The opera is an adaptation of an incomplete play entitled Woyzeck by Georg Büchner. Berg saw the play in May 1914 and immediately knew he wanted to base an opera on it. The opera’s subsequent success has been followed by a number of other adaptations of the tale:
Film: Woyzeck (1979, Dir: Werner Herzog)
Werner Herzog’s adaptation of Büchner’s tale starred regular collaborator Klaus Kinski, who began filming just five days after the completion of Nosferatu the Vampyre, also directed by Herzog. The director intentionally exploited the actor’s exhaustion for the part in which Kinski was described in a review as appearing ‘like death given a reprieve’. The film follows Büchner’s original narrative but, as Berg found, with the source play incomplete it was up to the adapter to reconfigure the fragmented scenes as he thought they should be ordered.
Woyzeck was an exercise in lightning-quick film-making and has just 27 cuts between shots throughout the whole film: ‘People don’t seem to understand that I hate to make difficult films,’ said Herzog, ‘That’s the reason I liked making Woyzeck so much – That’s how films should be made!’
Ballet: Different Drummer (1984, Choreographed by Kenneth MacMillan)
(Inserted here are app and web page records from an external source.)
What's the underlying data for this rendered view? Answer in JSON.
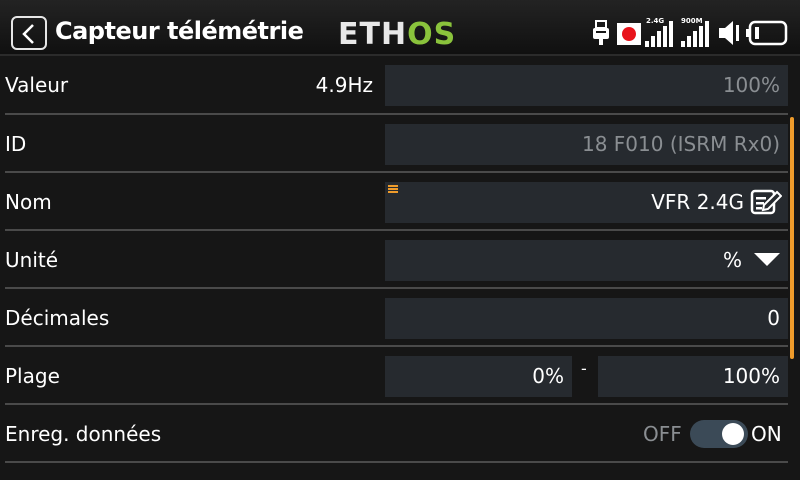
{
  "header": {
    "title": "Capteur télémétrie",
    "logo_part1": "ETH",
    "logo_part2": "OS",
    "signal_2g4": "2.4G",
    "signal_900m": "900M"
  },
  "rows": {
    "valeur": {
      "label": "Valeur",
      "rate": "4.9Hz",
      "value": "100%"
    },
    "id": {
      "label": "ID",
      "value": "18 F010 (ISRM Rx0)"
    },
    "nom": {
      "label": "Nom",
      "value": "VFR 2.4G"
    },
    "unite": {
      "label": "Unité",
      "value": "%"
    },
    "decimales": {
      "label": "Décimales",
      "value": "0"
    },
    "plage": {
      "label": "Plage",
      "min": "0%",
      "dash": "-",
      "max": "100%"
    },
    "enreg": {
      "label": "Enreg. données",
      "off": "OFF",
      "on": "ON",
      "state": "on"
    }
  },
  "colors": {
    "accent": "#ee9b2b",
    "logo_green": "#8ac33c",
    "field_bg": "#262a2f",
    "record_red": "#e8131b"
  }
}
The idea of the underdog’s struggle against the system driving him to madness immediately appealed to Kenneth MacMillan, who six years prior had created a ballet around themes of madness and betrayal with Mayerling. The early 1980s was a time of strong feelings towards the military – for and against – as a result of the Falklands War so the piece was certainly topical. In adapting Woyzeck, MacMillan jumped at the chance to give vent to his own father’s resentment of the army in World War I, as well as his mistrust of the army doctors who treated him after he was poison-gassed in the trenches.
The creative process was a difficult one for MacMillan, who agonized over the choice of music for the score (opting in the end for a combination of Webern and Schoenberg), as well as changing his mind about the design of the production late on in the process: ‘Petrified of my ballet. Can’t do it. Feel helpless’, he wrote in his diary. As a result, the work premiered on a practically bare stage, increasing the work’s sense of claustrophobia. ‘It is a frightening statement about the human condition that haunts the mind long after the curtain has fallen’, said the Sunday Telegraph.
Immersive theatre: The Drowned Man: A Hollywood Fable (2013, Punchdrunk)
Trading Woyzeck‘s traditional central European setting for the darker side of Hollywood behind the whiter-than-white smiles, immersive theatre company Punchdrunk‘s latest work – a co-production with the National Theatre – updates Büchner’s original to 1960s Los Angeles. The vast production takes over an abandoned sorting office in Paddington and sprawls over several floors, including film sets, shops, bars, a working cinema, and a number of hidden rooms. Mask-wearing audience members are free to roam as they please but at the climax, find themselves reunited to witness the dramatic finale.
Press reviews have been mixed, not a surprise when you consider the spontaneous nature of this style of theatre, but The Drowned Man is certainly ambitious and has its passionate fans: ‘It’s the first time we’ve played with the idea of more than one lead narrative,’ explained Felix Barrett, Punchdrunk’s Artistic Director.